Bachelor Stallions tend to stay together until they are old enough to venture out and capture their own mare. Usually this happens when they are around 8 or 9 years of age. In the case of the stallion Jimmy Dark Sand, the Sand Wash Basin bay I named, these young untried stallions will often seek out a band stallion and proceed to follow them around waiting for an opportunity to spirit away a mare or two. Its not unusual to see a single stallion following around a small band until the band stallion makes his stand and chases him away. This chasing can take place over a day or a week until either the band stallion is worn down or they younger stallion gives up and leaves. Several of the Sand Wash Basin Photographers happened to be on the range the day that Jimmy Darksand had finally pushed the Band Stallion Prince to his limit. Prince chased Jimmy for most of that day all while Prince's mares ignored the proceedings and continued eating.
The interesting thing is that when a stallion is busy defending his herd in battle sometimes another opportunistic stallion will run in and steal a mare while the band stallion isn’t looking. One place that you can see this played out is in the Ginger Catherine’s Series for Nature on PBS about Cloud. She has filmed some amazing sequences of herd dynamics in the defending and stealing of mares. Another thing that happens is sometimes two stallions will work in tandem to help each other acquire mares. One will run in and make a nuisance of himself while the other sneaks in for the mare. It is a very powerful stallion that can keep his mares from this type of onslaught each season.
Because of the situation on the Sand Wash Basin HMA where there is a ratio of about 3 stallions for every mare, each time a mare comes into season a band stallion will have to be vigilant to keep a bachelor from relentlessly perusing until a mare is stolen. This dynamic is complicated with the use of the birth control drug PZP.

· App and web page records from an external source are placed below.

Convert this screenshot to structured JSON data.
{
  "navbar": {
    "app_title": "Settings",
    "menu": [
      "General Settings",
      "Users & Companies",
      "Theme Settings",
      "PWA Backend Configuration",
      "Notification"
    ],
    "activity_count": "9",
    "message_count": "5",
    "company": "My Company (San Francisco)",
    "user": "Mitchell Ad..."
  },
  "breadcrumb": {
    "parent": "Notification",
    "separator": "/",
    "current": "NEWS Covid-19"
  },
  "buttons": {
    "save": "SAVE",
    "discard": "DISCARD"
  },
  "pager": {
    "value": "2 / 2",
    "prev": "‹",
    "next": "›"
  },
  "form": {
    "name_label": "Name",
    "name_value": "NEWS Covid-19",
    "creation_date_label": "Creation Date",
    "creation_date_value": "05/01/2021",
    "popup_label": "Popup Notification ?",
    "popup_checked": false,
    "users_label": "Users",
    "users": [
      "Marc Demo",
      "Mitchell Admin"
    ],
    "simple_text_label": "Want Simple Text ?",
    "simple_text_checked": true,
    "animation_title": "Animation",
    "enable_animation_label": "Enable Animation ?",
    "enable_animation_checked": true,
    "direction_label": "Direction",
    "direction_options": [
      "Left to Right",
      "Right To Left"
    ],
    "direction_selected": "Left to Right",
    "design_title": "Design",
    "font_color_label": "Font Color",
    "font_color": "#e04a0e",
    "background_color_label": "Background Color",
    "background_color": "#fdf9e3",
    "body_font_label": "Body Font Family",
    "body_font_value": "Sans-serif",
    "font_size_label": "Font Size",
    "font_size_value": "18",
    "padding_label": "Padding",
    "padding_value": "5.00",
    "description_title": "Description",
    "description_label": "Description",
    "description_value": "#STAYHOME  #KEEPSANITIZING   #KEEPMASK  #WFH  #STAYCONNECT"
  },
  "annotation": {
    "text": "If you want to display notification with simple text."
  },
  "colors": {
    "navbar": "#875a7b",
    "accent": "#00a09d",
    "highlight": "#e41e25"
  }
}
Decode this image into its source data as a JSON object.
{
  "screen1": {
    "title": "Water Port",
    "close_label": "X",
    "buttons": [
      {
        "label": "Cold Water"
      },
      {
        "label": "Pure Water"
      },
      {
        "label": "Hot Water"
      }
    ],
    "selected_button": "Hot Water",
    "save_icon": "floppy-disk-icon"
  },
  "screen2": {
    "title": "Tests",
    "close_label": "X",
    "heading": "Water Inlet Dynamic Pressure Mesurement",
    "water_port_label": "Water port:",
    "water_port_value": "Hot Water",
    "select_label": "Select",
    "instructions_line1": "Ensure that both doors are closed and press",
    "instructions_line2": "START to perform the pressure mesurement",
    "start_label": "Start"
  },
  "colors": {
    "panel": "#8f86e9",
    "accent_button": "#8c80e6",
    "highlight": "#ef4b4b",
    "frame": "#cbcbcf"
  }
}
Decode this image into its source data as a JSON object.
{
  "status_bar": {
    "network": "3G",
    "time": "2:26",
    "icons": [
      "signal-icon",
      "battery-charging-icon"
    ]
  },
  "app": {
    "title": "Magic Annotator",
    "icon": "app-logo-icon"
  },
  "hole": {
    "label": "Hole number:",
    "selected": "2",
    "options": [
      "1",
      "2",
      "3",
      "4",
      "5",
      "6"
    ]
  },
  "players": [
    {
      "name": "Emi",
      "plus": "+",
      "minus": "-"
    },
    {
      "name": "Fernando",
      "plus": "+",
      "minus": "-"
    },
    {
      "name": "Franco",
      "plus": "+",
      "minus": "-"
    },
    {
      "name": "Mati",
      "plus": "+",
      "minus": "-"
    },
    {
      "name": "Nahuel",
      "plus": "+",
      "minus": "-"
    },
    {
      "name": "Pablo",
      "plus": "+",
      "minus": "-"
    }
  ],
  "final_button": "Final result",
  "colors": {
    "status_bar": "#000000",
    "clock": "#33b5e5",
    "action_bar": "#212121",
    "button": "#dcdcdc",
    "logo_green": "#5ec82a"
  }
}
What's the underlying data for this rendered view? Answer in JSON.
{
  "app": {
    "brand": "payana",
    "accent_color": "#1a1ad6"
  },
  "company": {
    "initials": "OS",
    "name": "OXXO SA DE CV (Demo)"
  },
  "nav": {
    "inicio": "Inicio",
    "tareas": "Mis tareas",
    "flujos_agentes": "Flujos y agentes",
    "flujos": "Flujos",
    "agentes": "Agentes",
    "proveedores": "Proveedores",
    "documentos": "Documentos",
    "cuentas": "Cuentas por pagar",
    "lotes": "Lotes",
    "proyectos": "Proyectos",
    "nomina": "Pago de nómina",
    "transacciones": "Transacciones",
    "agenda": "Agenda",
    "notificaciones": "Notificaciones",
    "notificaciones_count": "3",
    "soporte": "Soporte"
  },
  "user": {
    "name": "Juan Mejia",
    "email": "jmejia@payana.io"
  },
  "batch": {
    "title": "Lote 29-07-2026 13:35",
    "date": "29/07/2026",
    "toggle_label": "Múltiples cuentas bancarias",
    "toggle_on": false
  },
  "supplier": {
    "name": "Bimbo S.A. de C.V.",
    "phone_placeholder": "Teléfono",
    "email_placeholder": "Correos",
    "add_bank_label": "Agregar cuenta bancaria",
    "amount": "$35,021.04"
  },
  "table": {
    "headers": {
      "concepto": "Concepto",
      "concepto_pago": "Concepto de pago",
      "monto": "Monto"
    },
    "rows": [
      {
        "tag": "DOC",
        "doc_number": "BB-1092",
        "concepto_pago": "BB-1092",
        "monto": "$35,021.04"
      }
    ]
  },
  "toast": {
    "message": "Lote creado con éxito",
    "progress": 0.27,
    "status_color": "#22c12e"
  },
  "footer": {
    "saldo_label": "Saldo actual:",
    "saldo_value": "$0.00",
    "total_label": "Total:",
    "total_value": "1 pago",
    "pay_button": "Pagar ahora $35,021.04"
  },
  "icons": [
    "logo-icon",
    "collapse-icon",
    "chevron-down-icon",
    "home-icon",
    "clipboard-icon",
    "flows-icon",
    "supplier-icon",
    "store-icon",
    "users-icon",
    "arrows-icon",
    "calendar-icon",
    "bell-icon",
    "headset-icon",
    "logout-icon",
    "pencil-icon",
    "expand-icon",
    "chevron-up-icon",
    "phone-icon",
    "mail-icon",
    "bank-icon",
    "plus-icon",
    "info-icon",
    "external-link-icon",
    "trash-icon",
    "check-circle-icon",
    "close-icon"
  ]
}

While PZP may have the affect of preventing pregnancy in mares, it also allows the mare to come into heat every month that she is not in foal. Thus stallions must be extra vigilant in protecting their harems when the mares have not conceived.